Holistic Development of Future Low NO
Emission Concepts for Heavy-Duty Applications

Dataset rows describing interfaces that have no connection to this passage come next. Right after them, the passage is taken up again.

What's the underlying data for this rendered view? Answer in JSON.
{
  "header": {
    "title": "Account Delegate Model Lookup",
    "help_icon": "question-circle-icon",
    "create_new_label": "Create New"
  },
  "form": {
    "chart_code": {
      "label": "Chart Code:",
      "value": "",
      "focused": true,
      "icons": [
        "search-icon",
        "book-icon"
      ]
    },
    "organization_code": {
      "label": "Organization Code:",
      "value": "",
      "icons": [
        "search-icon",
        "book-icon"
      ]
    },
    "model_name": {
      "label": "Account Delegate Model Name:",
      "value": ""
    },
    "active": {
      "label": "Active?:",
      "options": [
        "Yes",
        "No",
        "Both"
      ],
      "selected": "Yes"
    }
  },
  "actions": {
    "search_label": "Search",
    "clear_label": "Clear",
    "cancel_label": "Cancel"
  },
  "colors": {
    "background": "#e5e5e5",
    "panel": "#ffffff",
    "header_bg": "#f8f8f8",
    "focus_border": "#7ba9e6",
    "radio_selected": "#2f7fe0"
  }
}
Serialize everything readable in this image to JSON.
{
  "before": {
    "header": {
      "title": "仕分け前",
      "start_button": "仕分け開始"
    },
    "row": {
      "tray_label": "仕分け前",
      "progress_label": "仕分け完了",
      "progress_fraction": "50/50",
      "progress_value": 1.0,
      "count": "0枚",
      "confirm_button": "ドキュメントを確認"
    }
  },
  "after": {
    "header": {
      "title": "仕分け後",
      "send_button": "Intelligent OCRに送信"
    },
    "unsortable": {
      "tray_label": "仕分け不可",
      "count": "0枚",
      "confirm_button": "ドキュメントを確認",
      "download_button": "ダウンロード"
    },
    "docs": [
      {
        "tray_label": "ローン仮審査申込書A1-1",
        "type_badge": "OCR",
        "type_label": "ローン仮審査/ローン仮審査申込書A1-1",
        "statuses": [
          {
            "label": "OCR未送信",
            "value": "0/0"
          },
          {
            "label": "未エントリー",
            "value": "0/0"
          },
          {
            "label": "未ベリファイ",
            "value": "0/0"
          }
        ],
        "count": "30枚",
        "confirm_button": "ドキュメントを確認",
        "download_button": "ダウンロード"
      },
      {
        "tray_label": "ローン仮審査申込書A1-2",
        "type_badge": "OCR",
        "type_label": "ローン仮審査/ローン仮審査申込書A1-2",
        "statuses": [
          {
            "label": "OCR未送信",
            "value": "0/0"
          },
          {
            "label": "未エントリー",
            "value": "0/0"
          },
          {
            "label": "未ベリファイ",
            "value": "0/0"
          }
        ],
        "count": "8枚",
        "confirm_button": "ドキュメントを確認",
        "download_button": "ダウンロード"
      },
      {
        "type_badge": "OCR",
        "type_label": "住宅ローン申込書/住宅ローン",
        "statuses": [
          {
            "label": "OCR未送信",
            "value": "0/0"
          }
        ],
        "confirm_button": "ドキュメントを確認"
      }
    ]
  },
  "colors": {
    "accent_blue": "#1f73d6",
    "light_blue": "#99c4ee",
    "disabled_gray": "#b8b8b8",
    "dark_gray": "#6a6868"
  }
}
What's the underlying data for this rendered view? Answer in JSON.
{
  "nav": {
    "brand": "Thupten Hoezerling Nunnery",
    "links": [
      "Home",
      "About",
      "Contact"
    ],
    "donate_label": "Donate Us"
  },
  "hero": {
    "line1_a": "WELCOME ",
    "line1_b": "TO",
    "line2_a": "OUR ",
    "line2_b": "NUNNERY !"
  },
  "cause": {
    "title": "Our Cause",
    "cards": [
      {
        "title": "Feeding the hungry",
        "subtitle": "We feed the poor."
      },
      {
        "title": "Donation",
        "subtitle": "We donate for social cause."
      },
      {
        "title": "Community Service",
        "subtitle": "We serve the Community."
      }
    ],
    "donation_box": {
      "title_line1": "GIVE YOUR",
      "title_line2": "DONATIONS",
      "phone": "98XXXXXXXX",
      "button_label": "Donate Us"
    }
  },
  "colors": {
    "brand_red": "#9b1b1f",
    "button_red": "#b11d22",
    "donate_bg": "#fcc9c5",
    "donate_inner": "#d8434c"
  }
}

Further tightening of NOx emission standards as well as CO2 emission limits for commercial vehicles are currently under discussion. In the on-road market, lowering NOx emissions up to 90%, down to 0.02 g/bhp-hr, has been proposed by CARB and is evaluated by US EPA. Testing for in-service conformity using a portable emission measurement system (PEMS) is currently under review in the US. In Europe, CO2 emission limits are anticipated and a CO2 monitoring program is ongoing. PEMS legislation has been recently tightened and further restrictions can be expected. Stage V legislation has been introduced in Europe and it is foreseeable that further tightening of off-road standards will take place in the future. This study deals with virtual development and evaluation of future engine and exhaust aftertreatment (EAT) technology solutions to fulfill the diverse future emission requirements with emphasis on off-road applications. Considering a future emission standard scenario, first the NOx reduction efficiency of different exhaust aftertreatment layouts is analyzed. Multiple EAT concepts and possible technology solutions combining different technologies are considered. It has been recognized that the future solutions require an integrated approach, combining both novel aftertreatment technology and engine related emission reduction measures. Using a phenomenological combustion model and predictive emission models, the engine model is virtually developed. The full-size physical engine model is coupled to the EAT model to enable a holistic system development. Technology packages for emission reduction and requirements to thermal management of the exhaust gas are defined accordingly. Evaluation of future EAT concepts, multiple emission reduction and advanced heating strategies are performed for a heavy-duty off-road application. Standard certification and a typical real cycle are considered and evaluated.